Lectures of prof. Jerome Krase, Fulbright scholar


Lectures of prof. Jerome Krase, Fulbright scholar

1. Revisiting Seeing Cities Change: Local Culture and Class

Open Seminar: Charles University, Faculty of Social Sciensces, Prague 5, Jinonice, U Kříže 8, Room B216

Date tand time : Tuesday, June 4, 2024, 14:00 – 15:20

Annotation: When we pass through urban spaces such as a residential neighborhood we haven’t visited before, we are like tourists using our eyes to decipher the clues and cues that loudly and quietly surround us. We might ask ourselves, Is this a safe or a dangerous place? Am I welcome here,
or should I leave before it is too late? What kind of neighborhood is it? Are the people who live
here rich or poor? What is their race, ethnicity, or religion and how (or why) does it matter?
Some things are easy to tell on a street, such as whether there are things for sale. Legitimate
merchants make it obvious that they are seeking customers with signs that compete for
attention, but for the sale of illicit goods, the signs vendors give off are subtler. Yet it seems
that for the knowledgeable customer, they are in plain view. This reading of the “street signs,”
so to speak, is not merely an aesthetic exercise. What we see makes a difference in how we
respond to the places and the people we encounter in our increasingly complex and changing
urban surroundings. In this visually enhanced presentation, we will explore sites and sights
around the globe.


2. Visible Means of Support

Public seminar held in: Dům národnostních menšin Vocelova 302/3, Praha 2, Vinohrady

Date and time: 31. 5. 2024, from 9:00 to 10:30

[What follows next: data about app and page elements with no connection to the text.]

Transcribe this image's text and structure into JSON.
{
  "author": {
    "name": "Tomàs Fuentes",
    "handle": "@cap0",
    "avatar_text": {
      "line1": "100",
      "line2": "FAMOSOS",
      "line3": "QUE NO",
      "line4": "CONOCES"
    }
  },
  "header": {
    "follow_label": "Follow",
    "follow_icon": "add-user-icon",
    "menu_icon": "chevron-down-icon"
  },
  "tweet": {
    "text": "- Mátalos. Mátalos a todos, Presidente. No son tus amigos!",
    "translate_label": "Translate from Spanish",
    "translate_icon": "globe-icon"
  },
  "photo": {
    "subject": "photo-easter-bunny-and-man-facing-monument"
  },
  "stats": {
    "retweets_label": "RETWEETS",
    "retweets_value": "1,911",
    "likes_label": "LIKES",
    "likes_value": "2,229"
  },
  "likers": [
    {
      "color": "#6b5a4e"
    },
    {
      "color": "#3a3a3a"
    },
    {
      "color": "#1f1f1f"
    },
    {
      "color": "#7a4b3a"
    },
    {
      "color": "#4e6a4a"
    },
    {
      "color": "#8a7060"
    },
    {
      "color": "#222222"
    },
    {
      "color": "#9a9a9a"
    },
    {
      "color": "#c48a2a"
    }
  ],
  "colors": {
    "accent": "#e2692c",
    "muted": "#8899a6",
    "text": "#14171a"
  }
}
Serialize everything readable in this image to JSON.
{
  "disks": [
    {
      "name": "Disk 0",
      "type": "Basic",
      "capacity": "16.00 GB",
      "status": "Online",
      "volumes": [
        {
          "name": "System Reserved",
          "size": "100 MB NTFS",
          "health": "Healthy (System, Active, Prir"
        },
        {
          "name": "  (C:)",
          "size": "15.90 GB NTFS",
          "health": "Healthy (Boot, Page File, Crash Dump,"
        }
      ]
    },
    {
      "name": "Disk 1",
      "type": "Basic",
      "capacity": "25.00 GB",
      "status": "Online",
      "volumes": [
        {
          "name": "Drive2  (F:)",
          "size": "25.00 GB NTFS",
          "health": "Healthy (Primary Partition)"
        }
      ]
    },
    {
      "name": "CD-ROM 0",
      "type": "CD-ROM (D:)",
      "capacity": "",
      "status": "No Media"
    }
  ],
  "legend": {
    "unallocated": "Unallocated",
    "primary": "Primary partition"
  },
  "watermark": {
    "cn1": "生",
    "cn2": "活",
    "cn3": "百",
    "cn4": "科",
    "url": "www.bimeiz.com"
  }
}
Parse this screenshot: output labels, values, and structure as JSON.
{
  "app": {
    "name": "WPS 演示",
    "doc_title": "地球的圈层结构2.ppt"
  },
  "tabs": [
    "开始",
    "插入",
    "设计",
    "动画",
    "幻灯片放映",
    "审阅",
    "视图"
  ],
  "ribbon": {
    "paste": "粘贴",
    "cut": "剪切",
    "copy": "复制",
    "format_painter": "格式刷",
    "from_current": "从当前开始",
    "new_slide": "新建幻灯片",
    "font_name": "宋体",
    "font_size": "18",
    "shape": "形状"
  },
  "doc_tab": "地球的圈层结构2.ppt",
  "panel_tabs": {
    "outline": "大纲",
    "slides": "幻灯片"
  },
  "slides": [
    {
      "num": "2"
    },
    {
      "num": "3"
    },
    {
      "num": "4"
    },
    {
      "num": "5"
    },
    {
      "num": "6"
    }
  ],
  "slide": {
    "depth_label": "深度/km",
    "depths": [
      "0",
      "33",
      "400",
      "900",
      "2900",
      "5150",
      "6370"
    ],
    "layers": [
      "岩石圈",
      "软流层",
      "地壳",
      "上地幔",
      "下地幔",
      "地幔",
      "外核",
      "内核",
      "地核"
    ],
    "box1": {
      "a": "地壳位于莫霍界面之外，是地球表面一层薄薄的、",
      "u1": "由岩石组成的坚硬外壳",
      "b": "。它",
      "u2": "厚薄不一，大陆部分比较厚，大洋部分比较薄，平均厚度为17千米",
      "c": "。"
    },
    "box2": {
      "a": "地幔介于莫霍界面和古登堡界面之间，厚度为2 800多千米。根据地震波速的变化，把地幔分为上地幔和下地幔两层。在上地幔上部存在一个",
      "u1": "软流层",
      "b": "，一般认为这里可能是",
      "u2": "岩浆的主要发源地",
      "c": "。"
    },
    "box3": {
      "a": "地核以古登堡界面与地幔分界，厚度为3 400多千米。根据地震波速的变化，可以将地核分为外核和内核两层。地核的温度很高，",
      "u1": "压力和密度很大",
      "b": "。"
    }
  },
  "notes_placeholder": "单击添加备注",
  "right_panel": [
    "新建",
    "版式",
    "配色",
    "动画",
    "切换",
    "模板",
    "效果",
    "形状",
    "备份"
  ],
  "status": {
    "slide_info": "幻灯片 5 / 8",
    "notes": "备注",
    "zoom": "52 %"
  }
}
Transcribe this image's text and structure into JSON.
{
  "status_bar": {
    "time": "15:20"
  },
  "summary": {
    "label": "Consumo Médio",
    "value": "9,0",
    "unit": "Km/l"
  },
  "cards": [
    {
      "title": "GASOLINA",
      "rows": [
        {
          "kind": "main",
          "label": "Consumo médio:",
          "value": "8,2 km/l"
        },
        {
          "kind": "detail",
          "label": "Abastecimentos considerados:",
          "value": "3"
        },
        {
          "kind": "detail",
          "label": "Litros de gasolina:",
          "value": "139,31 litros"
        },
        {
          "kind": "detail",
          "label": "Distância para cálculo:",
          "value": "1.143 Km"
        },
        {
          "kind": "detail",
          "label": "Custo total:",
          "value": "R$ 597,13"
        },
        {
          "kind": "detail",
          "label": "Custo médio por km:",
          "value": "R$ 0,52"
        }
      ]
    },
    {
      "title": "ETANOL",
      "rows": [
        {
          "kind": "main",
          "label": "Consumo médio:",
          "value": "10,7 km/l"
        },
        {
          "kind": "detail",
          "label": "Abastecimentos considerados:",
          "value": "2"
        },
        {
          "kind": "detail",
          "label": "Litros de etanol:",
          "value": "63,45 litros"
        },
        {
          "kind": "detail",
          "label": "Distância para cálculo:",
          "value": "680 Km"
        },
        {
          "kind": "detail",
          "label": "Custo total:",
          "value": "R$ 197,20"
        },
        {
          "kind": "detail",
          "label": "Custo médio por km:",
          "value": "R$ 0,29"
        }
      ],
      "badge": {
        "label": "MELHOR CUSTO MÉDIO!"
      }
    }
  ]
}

Annotation of the presentation: As noted by Peirce K. Lewis writing about the axioms of the American cultural landscape “...all human landscape has cultural meaning, no matter how ordinary that landscape may be.” So it follows that we can “read the landscape as we might read a book.” Naturally this applies to all human landscapes which are “...our unwitting autobiography, reflecting our tastes, our values, our aspirations, and even our fears, in tangible, visible form.” In this visually enhanced presentation, I hope to convincingly demonstrate how support for or against important public issues is shown in what John Brinckerhoff Jackson called “vernacular landscapes,” – that which
“...lies underneath below the symbols of permanent power expressed” in the “Political
Landscape.” These visible forms, or as I have ironically phrased it, “Visible Means of Support”
are expressed in many ways such as demonstrations and signage. Among the many public issues
addressed here are the COVID-19 Pandemic, the October 7th Hamas attack on Israel, and the
response by Israel in Gaza. Of course, the most pertinent issue given the “Local and Global
Impacts of the War in Ukraine” conference here at Charles University, is support for Ukraine
after the invasion by Russia.



Professor Jerome Krase, PhD, Emeritus and Murray Koppelman Professor, Brooklyn College
of the City University of NewYork.

He is an urban sociologist but has also a background in history and philosophy. He was
Brooklyn-born and raised and is a U.S. Army veteran, having served from 1963 to 1966. As an
acvist-scholar, he has worked with and studied a wide variety of city-wide organizations as well as
neighborhood and ethnic groups in New York City, especially in Brooklyn. He is the president
of the European Academy of Sciences of Ukraine (EUASU), which is a non-governmental
organization, the main purpose of which is to pursue the promotion and advancement of science
and scholarship in Ukraine and worldwide (https://euasu.org/). In addition to his connections to

the Ukrainian diaspora, he also studied Italian and other diasporas worldwide. He is media-
savvy, having worked with Radio Free Europe, for example. One of his specializations is visual

sociology. In addition to being able to assemble scholars to help achieve the project's goals, he
is an experienced editor who ensures the quality of the publication output. He has edited many
publications for Palgrave and Routledge and is co-editor of the Scopus journal Urbanities,
Journal of Urban Ethnography.